● **Data supplied**:
------------------------------------------------

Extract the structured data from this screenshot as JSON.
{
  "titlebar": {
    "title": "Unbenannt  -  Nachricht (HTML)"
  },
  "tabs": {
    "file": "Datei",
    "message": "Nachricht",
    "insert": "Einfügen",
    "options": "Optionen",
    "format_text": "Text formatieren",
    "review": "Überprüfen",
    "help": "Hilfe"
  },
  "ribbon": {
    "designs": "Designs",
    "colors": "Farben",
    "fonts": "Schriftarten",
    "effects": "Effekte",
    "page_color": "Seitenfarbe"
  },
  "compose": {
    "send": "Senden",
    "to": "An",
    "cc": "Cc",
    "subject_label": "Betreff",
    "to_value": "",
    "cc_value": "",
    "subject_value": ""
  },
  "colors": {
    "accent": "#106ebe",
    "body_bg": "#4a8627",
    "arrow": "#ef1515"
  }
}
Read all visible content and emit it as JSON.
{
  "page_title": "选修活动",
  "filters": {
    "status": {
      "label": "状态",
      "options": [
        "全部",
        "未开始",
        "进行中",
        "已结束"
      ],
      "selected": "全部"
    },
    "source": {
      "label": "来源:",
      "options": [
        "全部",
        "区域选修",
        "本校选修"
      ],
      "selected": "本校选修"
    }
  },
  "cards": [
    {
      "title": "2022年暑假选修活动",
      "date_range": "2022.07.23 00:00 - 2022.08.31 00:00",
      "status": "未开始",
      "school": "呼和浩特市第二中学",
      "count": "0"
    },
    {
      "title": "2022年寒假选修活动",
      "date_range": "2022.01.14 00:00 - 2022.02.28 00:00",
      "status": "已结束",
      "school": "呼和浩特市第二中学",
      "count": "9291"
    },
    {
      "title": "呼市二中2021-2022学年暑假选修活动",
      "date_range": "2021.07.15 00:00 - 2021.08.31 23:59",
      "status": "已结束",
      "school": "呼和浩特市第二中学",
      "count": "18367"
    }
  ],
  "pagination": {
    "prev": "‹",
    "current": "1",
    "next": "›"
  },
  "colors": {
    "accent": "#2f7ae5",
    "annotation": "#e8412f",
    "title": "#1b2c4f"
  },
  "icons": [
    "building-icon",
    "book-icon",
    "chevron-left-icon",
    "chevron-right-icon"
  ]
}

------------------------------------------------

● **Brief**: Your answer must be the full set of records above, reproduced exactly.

● **Answer for the task**:
Extract the structured data from this screenshot as JSON.
{
  "titlebar": {
    "title": "Unbenannt  -  Nachricht (HTML)"
  },
  "tabs": {
    "file": "Datei",
    "message": "Nachricht",
    "insert": "Einfügen",
    "options": "Optionen",
    "format_text": "Text formatieren",
    "review": "Überprüfen",
    "help": "Hilfe"
  },
  "ribbon": {
    "designs": "Designs",
    "colors": "Farben",
    "fonts": "Schriftarten",
    "effects": "Effekte",
    "page_color": "Seitenfarbe"
  },
  "compose": {
    "send": "Senden",
    "to": "An",
    "cc": "Cc",
    "subject_label": "Betreff",
    "to_value": "",
    "cc_value": "",
    "subject_value": ""
  },
  "colors": {
    "accent": "#106ebe",
    "body_bg": "#4a8627",
    "arrow": "#ef1515"
  }
}
Read all visible content and emit it as JSON.
{
  "page_title": "选修活动",
  "filters": {
    "status": {
      "label": "状态",
      "options": [
        "全部",
        "未开始",
        "进行中",
        "已结束"
      ],
      "selected": "全部"
    },
    "source": {
      "label": "来源:",
      "options": [
        "全部",
        "区域选修",
        "本校选修"
      ],
      "selected": "本校选修"
    }
  },
  "cards": [
    {
      "title": "2022年暑假选修活动",
      "date_range": "2022.07.23 00:00 - 2022.08.31 00:00",
      "status": "未开始",
      "school": "呼和浩特市第二中学",
      "count": "0"
    },
    {
      "title": "2022年寒假选修活动",
      "date_range": "2022.01.14 00:00 - 2022.02.28 00:00",
      "status": "已结束",
      "school": "呼和浩特市第二中学",
      "count": "9291"
    },
    {
      "title": "呼市二中2021-2022学年暑假选修活动",
      "date_range": "2021.07.15 00:00 - 2021.08.31 23:59",
      "status": "已结束",
      "school": "呼和浩特市第二中学",
      "count": "18367"
    }
  ],
  "pagination": {
    "prev": "‹",
    "current": "1",
    "next": "›"
  },
  "colors": {
    "accent": "#2f7ae5",
    "annotation": "#e8412f",
    "title": "#1b2c4f"
  },
  "icons": [
    "building-icon",
    "book-icon",
    "chevron-left-icon",
    "chevron-right-icon"
  ]
}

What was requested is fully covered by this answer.